━━━ Records supplied ━━━

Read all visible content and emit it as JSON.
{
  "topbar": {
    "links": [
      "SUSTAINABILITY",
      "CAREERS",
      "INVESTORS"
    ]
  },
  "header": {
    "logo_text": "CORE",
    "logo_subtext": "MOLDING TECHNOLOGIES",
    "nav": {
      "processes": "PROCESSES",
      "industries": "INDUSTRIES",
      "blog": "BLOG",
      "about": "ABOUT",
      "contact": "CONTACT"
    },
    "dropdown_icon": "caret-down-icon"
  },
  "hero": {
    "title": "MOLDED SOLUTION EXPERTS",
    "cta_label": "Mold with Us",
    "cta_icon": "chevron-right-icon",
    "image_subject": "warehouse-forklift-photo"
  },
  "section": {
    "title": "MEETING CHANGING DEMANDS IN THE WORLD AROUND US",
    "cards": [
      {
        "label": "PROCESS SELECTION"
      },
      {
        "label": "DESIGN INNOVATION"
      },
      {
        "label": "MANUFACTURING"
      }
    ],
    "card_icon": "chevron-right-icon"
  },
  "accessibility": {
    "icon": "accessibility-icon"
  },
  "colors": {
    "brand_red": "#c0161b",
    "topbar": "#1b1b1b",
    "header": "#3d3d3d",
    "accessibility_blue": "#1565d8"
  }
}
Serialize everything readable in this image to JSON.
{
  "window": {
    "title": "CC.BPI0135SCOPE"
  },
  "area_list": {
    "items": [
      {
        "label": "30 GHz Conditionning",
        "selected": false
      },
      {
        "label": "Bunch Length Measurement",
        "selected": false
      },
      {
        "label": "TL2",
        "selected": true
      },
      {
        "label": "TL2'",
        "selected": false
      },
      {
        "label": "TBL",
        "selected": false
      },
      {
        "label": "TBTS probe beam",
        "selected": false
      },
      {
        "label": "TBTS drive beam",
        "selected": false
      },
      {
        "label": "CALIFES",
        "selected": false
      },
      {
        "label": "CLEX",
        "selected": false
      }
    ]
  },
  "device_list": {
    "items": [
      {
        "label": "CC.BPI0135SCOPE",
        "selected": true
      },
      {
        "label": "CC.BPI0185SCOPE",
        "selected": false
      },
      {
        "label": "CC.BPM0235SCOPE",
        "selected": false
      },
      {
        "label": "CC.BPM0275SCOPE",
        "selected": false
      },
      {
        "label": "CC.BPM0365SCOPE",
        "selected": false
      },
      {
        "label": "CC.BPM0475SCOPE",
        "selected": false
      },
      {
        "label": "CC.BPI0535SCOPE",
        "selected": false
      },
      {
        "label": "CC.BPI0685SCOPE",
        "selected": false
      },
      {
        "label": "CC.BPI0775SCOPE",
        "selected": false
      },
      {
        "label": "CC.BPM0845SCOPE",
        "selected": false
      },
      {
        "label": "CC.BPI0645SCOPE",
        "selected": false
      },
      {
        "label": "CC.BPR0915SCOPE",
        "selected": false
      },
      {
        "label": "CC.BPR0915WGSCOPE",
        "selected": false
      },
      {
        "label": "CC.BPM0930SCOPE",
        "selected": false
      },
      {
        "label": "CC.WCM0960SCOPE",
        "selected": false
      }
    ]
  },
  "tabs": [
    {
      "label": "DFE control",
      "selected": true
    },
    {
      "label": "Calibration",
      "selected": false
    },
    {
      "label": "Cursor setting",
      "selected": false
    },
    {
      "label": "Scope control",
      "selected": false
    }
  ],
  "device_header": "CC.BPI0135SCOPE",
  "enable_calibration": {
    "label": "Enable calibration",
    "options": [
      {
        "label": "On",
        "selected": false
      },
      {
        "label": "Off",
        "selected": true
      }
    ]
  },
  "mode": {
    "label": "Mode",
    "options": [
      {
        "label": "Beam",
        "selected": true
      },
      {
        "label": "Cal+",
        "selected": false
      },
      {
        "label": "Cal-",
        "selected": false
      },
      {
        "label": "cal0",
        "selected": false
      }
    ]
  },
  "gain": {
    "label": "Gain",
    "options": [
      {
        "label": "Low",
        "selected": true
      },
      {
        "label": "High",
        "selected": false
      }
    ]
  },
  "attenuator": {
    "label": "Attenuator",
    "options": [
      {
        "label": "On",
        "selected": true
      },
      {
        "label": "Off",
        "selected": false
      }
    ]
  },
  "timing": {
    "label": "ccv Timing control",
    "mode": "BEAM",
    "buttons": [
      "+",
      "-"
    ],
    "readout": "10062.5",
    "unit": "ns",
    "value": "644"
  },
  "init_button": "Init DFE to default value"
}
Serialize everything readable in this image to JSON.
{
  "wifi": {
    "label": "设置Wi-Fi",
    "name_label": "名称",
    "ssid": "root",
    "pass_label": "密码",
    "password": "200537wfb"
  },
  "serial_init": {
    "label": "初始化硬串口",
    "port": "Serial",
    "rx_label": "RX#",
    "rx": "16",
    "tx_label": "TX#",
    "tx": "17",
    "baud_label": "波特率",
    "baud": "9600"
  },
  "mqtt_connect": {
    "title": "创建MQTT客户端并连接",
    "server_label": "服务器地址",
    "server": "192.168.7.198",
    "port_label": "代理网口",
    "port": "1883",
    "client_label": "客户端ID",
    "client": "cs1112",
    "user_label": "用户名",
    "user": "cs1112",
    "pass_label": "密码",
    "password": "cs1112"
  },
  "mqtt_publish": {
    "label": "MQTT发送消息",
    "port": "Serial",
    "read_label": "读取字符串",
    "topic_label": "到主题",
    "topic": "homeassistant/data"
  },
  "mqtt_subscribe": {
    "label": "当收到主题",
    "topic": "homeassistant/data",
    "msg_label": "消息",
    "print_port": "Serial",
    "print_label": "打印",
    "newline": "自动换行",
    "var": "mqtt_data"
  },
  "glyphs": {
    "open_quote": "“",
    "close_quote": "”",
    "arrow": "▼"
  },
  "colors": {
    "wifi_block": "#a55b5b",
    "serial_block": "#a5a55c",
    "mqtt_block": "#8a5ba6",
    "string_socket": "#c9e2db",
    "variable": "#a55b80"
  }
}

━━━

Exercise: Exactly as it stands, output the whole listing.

Answer section:
Read all visible content and emit it as JSON.
{
  "topbar": {
    "links": [
      "SUSTAINABILITY",
      "CAREERS",
      "INVESTORS"
    ]
  },
  "header": {
    "logo_text": "CORE",
    "logo_subtext": "MOLDING TECHNOLOGIES",
    "nav": {
      "processes": "PROCESSES",
      "industries": "INDUSTRIES",
      "blog": "BLOG",
      "about": "ABOUT",
      "contact": "CONTACT"
    },
    "dropdown_icon": "caret-down-icon"
  },
  "hero": {
    "title": "MOLDED SOLUTION EXPERTS",
    "cta_label": "Mold with Us",
    "cta_icon": "chevron-right-icon",
    "image_subject": "warehouse-forklift-photo"
  },
  "section": {
    "title": "MEETING CHANGING DEMANDS IN THE WORLD AROUND US",
    "cards": [
      {
        "label": "PROCESS SELECTION"
      },
      {
        "label": "DESIGN INNOVATION"
      },
      {
        "label": "MANUFACTURING"
      }
    ],
    "card_icon": "chevron-right-icon"
  },
  "accessibility": {
    "icon": "accessibility-icon"
  },
  "colors": {
    "brand_red": "#c0161b",
    "topbar": "#1b1b1b",
    "header": "#3d3d3d",
    "accessibility_blue": "#1565d8"
  }
}
Serialize everything readable in this image to JSON.
{
  "window": {
    "title": "CC.BPI0135SCOPE"
  },
  "area_list": {
    "items": [
      {
        "label": "30 GHz Conditionning",
        "selected": false
      },
      {
        "label": "Bunch Length Measurement",
        "selected": false
      },
      {
        "label": "TL2",
        "selected": true
      },
      {
        "label": "TL2'",
        "selected": false
      },
      {
        "label": "TBL",
        "selected": false
      },
      {
        "label": "TBTS probe beam",
        "selected": false
      },
      {
        "label": "TBTS drive beam",
        "selected": false
      },
      {
        "label": "CALIFES",
        "selected": false
      },
      {
        "label": "CLEX",
        "selected": false
      }
    ]
  },
  "device_list": {
    "items": [
      {
        "label": "CC.BPI0135SCOPE",
        "selected": true
      },
      {
        "label": "CC.BPI0185SCOPE",
        "selected": false
      },
      {
        "label": "CC.BPM0235SCOPE",
        "selected": false
      },
      {
        "label": "CC.BPM0275SCOPE",
        "selected": false
      },
      {
        "label": "CC.BPM0365SCOPE",
        "selected": false
      },
      {
        "label": "CC.BPM0475SCOPE",
        "selected": false
      },
      {
        "label": "CC.BPI0535SCOPE",
        "selected": false
      },
      {
        "label": "CC.BPI0685SCOPE",
        "selected": false
      },
      {
        "label": "CC.BPI0775SCOPE",
        "selected": false
      },
      {
        "label": "CC.BPM0845SCOPE",
        "selected": false
      },
      {
        "label": "CC.BPI0645SCOPE",
        "selected": false
      },
      {
        "label": "CC.BPR0915SCOPE",
        "selected": false
      },
      {
        "label": "CC.BPR0915WGSCOPE",
        "selected": false
      },
      {
        "label": "CC.BPM0930SCOPE",
        "selected": false
      },
      {
        "label": "CC.WCM0960SCOPE",
        "selected": false
      }
    ]
  },
  "tabs": [
    {
      "label": "DFE control",
      "selected": true
    },
    {
      "label": "Calibration",
      "selected": false
    },
    {
      "label": "Cursor setting",
      "selected": false
    },
    {
      "label": "Scope control",
      "selected": false
    }
  ],
  "device_header": "CC.BPI0135SCOPE",
  "enable_calibration": {
    "label": "Enable calibration",
    "options": [
      {
        "label": "On",
        "selected": false
      },
      {
        "label": "Off",
        "selected": true
      }
    ]
  },
  "mode": {
    "label": "Mode",
    "options": [
      {
        "label": "Beam",
        "selected": true
      },
      {
        "label": "Cal+",
        "selected": false
      },
      {
        "label": "Cal-",
        "selected": false
      },
      {
        "label": "cal0",
        "selected": false
      }
    ]
  },
  "gain": {
    "label": "Gain",
    "options": [
      {
        "label": "Low",
        "selected": true
      },
      {
        "label": "High",
        "selected": false
      }
    ]
  },
  "attenuator": {
    "label": "Attenuator",
    "options": [
      {
        "label": "On",
        "selected": true
      },
      {
        "label": "Off",
        "selected": false
      }
    ]
  },
  "timing": {
    "label": "ccv Timing control",
    "mode": "BEAM",
    "buttons": [
      "+",
      "-"
    ],
    "readout": "10062.5",
    "unit": "ns",
    "value": "644"
  },
  "init_button": "Init DFE to default value"
}
Serialize everything readable in this image to JSON.
{
  "wifi": {
    "label": "设置Wi-Fi",
    "name_label": "名称",
    "ssid": "root",
    "pass_label": "密码",
    "password": "200537wfb"
  },
  "serial_init": {
    "label": "初始化硬串口",
    "port": "Serial",
    "rx_label": "RX#",
    "rx": "16",
    "tx_label": "TX#",
    "tx": "17",
    "baud_label": "波特率",
    "baud": "9600"
  },
  "mqtt_connect": {
    "title": "创建MQTT客户端并连接",
    "server_label": "服务器地址",
    "server": "192.168.7.198",
    "port_label": "代理网口",
    "port": "1883",
    "client_label": "客户端ID",
    "client": "cs1112",
    "user_label": "用户名",
    "user": "cs1112",
    "pass_label": "密码",
    "password": "cs1112"
  },
  "mqtt_publish": {
    "label": "MQTT发送消息",
    "port": "Serial",
    "read_label": "读取字符串",
    "topic_label": "到主题",
    "topic": "homeassistant/data"
  },
  "mqtt_subscribe": {
    "label": "当收到主题",
    "topic": "homeassistant/data",
    "msg_label": "消息",
    "print_port": "Serial",
    "print_label": "打印",
    "newline": "自动换行",
    "var": "mqtt_data"
  },
  "glyphs": {
    "open_quote": "“",
    "close_quote": "”",
    "arrow": "▼"
  },
  "colors": {
    "wifi_block": "#a55b5b",
    "serial_block": "#a5a55c",
    "mqtt_block": "#8a5ba6",
    "string_socket": "#c9e2db",
    "variable": "#a55b80"
  }
}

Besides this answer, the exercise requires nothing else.